window.onbeforeunload not working on the iPad?

Does anyone know if the onbeforeunload event is supported on the iPad and/or if there's a different way to use it?

I've tried pretty much everything, and it seems like the onbeforeunload event is never triggered on the iPad (Safari browser).

Specifically, this is what I've tried:

  • window.onbeforeunload = function(event) { event.returnValue = 'test'; }
  • window.onbeforeunload = function(event) { return 'test'; }
  • (both of the above together)
  • window.onbeforeunload = function(event) { alert('test')'; }
  • (all of the above functions but inside <body onbeforeunload="...">

All of these work on FF and Safari on the PC, but not on the iPad.

Also, I've done the following just after loading the page:

alert('onbeforeunload' in window);
alert(typeof window.onbeforeunload);
alert(window.onbeforeunload);

Respectively, the results are:

  • true
  • object
  • null

So, the browser does have the property, but for some reason it doesn't get fired.

The ways I try to navigate away from the page are by clicking the back and forward buttons, by doing a google search in the top bar, by changing location in the address bar, and by clicking on a bookmark.

Does anyone have any idea about what's going on? I'd greatly appreciate any input.

Thanks

Answers:

Answer

This bit of JavaScript works for me on Safari and Chrome on ipad and iphone, as well as desktop/laptop/other browsers:

var isOnIOS = navigator.userAgent.match(/iPad/i)|| navigator.userAgent.match(/iPhone/i);
var eventName = isOnIOS ? "pagehide" : "beforeunload";

window.addEventListener(eventName, function (event) { 
    window.event.cancelBubble = true; // Don't know if this works on iOS but it might!
    ...
} );
Answer

Only Apple would know for sure, but my guess is that they purposely did not enable that functionality in mobile Safari because it is most often used by shady characters to get you to stay on their site or pop up lots of porn/advertising windows.

Answer

There's a known bug in WebKit with onbeforeunload. I believe it's fixed in the latest beta of Chrome 5, but it's quite possible the iPad's browser is made from a version of WebKit that doesn't have the fix.

Related Chrome bug report.

Answer

beforeunload event is not supported by Mobile Safari. You can see the list of all supported events here: Handling Events Apple documentation

And the beforeunload is not in the list!

Answer

I have found that the onunload() event does fire. It's behavior is somewhat odd; whatever you have in your callback function attached to the event is actually run after the new page has loaded in the background (You can't tell it's loaded yet, but server logging will show that it has).

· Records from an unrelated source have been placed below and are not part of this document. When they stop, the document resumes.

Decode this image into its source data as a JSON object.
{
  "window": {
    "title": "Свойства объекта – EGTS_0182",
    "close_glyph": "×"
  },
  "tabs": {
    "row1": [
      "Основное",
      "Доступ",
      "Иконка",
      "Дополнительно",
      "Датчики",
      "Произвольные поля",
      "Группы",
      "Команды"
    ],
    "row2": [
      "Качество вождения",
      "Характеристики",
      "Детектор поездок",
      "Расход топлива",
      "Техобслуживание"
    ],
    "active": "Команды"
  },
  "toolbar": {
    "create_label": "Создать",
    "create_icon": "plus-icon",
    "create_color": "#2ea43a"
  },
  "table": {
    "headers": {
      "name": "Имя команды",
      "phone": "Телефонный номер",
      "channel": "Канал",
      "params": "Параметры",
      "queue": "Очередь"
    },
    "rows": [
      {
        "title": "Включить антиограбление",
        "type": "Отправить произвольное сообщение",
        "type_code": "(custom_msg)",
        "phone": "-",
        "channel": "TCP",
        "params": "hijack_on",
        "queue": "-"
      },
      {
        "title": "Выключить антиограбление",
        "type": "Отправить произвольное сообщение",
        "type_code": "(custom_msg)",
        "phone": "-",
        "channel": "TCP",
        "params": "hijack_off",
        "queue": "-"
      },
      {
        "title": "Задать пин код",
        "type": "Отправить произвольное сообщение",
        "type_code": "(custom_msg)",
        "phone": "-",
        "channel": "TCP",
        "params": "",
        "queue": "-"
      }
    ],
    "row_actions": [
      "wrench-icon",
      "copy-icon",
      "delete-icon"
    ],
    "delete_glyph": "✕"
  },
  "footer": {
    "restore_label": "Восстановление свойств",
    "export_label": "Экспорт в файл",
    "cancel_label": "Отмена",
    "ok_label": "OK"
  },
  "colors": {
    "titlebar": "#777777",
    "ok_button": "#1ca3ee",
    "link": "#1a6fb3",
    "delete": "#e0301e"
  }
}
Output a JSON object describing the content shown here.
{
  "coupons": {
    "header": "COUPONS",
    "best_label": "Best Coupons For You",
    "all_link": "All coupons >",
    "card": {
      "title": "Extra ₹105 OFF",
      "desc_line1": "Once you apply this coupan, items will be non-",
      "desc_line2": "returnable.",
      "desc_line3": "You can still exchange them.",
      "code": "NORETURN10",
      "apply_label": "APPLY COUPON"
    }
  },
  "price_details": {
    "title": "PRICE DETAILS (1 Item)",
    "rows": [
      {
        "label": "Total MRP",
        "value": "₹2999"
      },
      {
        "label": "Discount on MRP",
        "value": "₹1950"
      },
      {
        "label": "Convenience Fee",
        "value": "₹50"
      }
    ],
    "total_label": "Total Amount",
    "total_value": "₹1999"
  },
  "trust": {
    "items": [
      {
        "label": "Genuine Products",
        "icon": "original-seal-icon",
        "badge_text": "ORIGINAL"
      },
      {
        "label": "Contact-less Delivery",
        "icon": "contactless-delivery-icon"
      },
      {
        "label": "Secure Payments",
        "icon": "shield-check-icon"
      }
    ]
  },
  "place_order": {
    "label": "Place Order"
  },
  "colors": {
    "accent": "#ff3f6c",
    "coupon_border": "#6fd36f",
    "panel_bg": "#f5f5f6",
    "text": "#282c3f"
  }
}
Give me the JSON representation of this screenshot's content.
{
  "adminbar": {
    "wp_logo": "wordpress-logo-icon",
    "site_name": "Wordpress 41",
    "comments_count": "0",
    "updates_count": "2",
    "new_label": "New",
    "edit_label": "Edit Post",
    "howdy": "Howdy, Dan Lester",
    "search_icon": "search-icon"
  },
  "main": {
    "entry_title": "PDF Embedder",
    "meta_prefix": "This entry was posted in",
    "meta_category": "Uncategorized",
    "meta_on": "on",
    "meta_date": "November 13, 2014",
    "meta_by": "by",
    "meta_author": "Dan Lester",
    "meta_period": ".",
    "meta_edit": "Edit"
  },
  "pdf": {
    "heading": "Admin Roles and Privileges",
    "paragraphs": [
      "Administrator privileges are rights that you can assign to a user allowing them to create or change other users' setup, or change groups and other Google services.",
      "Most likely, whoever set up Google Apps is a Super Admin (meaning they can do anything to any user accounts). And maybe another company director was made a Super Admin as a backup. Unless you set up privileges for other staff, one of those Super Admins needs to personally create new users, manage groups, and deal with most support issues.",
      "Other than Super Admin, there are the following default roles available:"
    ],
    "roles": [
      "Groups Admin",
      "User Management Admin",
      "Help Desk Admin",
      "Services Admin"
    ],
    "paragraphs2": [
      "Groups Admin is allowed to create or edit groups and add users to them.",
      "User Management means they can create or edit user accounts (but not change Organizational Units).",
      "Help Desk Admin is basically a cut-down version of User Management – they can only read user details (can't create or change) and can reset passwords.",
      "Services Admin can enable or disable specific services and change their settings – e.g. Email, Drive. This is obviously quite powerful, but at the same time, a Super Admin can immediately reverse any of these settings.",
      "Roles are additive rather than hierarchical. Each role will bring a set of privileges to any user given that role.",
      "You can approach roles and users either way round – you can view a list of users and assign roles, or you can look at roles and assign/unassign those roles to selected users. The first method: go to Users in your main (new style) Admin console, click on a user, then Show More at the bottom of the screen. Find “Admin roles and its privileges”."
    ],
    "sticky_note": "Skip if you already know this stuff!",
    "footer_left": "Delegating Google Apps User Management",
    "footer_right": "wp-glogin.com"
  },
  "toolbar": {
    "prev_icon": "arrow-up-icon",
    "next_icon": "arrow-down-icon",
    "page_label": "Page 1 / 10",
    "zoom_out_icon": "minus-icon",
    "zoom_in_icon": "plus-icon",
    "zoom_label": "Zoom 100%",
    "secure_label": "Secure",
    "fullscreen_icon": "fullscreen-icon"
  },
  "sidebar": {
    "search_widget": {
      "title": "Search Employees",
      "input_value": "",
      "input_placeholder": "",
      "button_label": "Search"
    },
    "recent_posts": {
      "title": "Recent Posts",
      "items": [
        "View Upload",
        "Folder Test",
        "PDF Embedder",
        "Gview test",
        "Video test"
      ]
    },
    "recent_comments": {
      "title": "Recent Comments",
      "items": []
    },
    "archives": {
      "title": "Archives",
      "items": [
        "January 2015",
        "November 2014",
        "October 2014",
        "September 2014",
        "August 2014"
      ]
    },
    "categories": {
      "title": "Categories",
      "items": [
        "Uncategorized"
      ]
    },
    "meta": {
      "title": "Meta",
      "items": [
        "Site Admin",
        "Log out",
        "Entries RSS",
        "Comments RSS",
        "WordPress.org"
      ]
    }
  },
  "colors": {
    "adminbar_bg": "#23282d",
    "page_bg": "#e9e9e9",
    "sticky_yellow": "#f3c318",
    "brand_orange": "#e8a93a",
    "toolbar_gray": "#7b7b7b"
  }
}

More oddly, if you have a confirm() call in your onunload(), and the user has clicked a link to go somewhere else, you are in business. If, however, the user closes the iPad Safari browser tab, the onunload() event will fire, but your confirm() will have an implicit cancel as response.

Answer

https://code.google.com/p/chromium/issues/detail?id=97035

see hear.

alerts are no longer allowed during page dismissal events (beforeunload, unload, pagehide).

I think alerts, prompt, confirm, and other actions like these are also no longer allowed.

Answer

If you just need to know if the page has been left you can use document.unload. It works fine in ios browsers. If you see on Apple documentation you'll find that it's deprecated and they recommend to use document.pagehide

Answer

Here's a solution that should work on all modern browsers:

var unloaded = false;
window.addEventListener("beforeunload", function(e)
{
    if (unloaded)
        return;
    unloaded = true;
    console.log("beforeUnload");
});
window.addEventListener("visibilitychange", function(e)
{
    if (document.visibilityState == 'hidden')
    {
        if (unloaded)
            return;
        unloaded = true;
        console.log("beforeUnload");
    }
});

Mobile browsers don't tend to not support beforeunload because the browser can go into the background without unloading the page, then be killed by the operating system at any time.

Most desktop browser contain a bug that causes visibilityState to not get called when the document unloads. See: here.

Therefore, it's important to include both events to cover all scenarios.

NB

I have used console.log instead of alert in my example because alert will get blocked by some browsers when called from beforeunload or visibilitychange.

Tags

Recent Questions

Top Questions

Home Tags Terms of Service Privacy Policy DMCA Contact Us Javascript

©2020 All rights reserved.